------ Listed entries ------

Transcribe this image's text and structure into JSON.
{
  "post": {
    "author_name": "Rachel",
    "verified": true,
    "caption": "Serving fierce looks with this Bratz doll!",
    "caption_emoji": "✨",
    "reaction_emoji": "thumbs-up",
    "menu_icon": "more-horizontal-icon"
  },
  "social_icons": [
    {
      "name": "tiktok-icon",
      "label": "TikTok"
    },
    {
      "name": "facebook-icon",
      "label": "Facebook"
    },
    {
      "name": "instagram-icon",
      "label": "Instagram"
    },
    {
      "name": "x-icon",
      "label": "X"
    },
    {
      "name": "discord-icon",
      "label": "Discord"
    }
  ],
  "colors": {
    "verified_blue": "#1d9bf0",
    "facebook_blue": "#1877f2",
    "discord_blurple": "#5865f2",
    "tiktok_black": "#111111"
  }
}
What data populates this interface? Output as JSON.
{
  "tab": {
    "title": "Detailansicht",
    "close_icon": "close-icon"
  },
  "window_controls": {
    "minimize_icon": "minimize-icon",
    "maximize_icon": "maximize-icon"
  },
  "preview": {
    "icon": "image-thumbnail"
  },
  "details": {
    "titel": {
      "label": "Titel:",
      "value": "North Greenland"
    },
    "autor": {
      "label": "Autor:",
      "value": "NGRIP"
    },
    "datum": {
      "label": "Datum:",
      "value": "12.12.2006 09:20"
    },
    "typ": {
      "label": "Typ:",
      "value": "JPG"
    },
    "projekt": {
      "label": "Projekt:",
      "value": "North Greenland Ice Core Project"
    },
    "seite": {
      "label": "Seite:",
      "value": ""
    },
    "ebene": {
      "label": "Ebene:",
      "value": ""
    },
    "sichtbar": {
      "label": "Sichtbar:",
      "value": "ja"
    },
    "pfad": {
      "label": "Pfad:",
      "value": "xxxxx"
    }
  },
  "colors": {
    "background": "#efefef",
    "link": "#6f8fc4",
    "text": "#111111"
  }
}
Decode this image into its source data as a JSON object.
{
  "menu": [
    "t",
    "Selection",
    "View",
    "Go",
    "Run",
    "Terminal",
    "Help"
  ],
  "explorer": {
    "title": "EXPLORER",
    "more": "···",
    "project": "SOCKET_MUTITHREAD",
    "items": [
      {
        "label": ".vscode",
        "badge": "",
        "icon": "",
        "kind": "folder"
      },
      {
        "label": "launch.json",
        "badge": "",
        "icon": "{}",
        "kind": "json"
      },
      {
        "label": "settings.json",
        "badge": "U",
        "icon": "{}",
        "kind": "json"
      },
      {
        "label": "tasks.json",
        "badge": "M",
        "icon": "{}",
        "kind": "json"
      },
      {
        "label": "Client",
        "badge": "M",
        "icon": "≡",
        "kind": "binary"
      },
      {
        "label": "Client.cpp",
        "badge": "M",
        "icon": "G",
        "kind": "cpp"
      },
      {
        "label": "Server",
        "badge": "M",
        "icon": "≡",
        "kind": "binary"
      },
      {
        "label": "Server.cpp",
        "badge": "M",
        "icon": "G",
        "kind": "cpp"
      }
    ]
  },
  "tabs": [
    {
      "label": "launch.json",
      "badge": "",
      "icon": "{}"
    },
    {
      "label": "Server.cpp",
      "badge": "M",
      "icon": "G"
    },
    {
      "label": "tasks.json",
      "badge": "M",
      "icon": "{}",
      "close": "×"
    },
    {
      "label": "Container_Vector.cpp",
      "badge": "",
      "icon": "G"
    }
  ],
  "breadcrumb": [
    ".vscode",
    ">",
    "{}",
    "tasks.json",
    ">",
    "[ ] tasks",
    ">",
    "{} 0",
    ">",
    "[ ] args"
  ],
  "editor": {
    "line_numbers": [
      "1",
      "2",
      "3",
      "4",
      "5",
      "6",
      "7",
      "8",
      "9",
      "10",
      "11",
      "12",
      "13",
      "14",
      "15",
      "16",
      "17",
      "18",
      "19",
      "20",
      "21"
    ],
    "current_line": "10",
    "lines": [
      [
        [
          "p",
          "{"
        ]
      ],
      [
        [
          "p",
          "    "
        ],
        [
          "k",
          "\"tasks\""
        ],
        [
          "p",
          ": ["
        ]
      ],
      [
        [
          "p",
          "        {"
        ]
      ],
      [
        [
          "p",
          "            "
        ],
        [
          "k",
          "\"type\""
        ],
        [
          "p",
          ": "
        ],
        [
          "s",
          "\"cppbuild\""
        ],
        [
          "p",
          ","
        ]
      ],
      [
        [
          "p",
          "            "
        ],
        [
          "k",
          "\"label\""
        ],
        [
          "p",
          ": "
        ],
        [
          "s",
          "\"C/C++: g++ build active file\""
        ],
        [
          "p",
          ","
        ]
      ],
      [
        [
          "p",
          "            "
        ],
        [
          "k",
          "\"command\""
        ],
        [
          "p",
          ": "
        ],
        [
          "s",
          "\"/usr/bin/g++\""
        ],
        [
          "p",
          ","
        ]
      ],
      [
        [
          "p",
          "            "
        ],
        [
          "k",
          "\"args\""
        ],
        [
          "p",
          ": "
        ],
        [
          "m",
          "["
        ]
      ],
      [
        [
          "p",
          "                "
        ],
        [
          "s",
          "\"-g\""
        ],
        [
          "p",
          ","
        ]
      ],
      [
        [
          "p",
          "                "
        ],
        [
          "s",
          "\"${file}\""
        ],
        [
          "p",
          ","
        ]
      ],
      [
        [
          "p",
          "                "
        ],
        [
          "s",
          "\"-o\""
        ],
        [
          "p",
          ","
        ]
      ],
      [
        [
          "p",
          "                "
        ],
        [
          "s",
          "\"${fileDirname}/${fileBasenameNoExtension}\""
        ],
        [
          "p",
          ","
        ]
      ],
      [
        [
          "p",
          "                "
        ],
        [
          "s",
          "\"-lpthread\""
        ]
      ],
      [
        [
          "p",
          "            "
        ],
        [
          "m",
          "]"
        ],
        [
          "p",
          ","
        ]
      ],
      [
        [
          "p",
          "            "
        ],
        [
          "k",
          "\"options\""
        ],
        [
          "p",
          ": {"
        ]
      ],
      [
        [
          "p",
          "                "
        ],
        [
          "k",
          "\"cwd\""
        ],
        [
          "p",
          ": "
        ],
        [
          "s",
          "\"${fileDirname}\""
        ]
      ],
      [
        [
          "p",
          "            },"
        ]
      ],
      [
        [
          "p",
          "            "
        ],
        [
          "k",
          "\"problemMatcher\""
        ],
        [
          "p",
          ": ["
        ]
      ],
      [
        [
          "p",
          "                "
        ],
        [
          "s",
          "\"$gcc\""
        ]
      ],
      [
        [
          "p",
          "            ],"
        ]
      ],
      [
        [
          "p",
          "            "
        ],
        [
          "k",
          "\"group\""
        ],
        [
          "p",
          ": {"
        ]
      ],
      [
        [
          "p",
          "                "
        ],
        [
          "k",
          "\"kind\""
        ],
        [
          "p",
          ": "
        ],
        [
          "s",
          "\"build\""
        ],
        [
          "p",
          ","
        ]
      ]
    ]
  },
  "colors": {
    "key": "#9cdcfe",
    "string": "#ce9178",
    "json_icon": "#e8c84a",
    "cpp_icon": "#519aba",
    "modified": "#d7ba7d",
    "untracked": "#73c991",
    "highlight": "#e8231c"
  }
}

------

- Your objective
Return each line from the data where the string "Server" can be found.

- Written answer
        "label": "Server",
        "label": "Server.cpp",
      "label": "Server.cpp",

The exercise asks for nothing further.